__TO DO__: Copy every line below where the string "Represents" is found.

[Data records for software interfaces]
= = = =

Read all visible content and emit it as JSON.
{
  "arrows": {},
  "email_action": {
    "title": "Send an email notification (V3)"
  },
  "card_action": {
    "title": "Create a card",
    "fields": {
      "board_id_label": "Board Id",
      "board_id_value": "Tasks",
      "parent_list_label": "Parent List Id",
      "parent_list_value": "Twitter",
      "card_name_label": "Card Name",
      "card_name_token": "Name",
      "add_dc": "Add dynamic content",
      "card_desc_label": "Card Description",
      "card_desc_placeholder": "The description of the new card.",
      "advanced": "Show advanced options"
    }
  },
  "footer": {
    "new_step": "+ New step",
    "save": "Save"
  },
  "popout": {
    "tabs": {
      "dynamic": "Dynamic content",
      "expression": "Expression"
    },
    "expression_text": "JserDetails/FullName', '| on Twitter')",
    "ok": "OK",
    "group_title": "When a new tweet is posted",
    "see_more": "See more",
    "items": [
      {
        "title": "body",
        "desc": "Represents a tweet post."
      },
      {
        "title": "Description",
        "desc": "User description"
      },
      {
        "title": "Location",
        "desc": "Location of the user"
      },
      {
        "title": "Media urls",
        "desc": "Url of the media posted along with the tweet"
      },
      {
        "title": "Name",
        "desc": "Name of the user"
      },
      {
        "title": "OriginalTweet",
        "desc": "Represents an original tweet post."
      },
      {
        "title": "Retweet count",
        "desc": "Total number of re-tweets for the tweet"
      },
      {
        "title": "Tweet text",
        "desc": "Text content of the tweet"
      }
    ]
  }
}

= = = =

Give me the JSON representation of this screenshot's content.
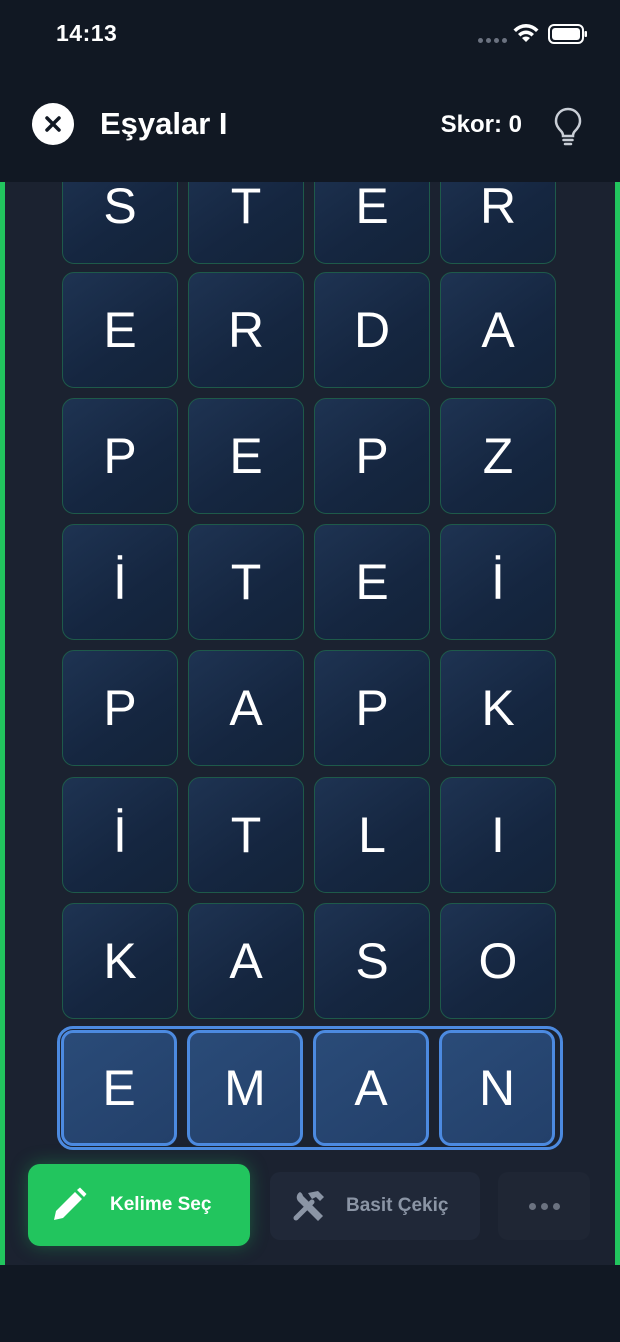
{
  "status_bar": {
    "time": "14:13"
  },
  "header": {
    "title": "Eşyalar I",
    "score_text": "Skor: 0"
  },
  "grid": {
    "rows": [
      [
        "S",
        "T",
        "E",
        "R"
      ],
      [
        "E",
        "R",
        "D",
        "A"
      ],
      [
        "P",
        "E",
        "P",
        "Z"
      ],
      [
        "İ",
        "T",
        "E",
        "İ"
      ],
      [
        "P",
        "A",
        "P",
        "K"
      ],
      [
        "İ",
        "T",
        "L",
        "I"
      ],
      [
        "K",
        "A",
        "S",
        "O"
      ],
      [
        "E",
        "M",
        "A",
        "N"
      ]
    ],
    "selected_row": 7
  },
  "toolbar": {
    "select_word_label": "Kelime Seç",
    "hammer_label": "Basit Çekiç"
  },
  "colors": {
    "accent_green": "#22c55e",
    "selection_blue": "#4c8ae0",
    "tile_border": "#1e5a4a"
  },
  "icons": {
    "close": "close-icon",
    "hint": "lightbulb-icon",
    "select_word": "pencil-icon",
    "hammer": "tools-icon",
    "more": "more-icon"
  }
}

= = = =

__TASK OUTPUT__:
        "desc": "Represents a tweet post."
        "desc": "Represents an original tweet post."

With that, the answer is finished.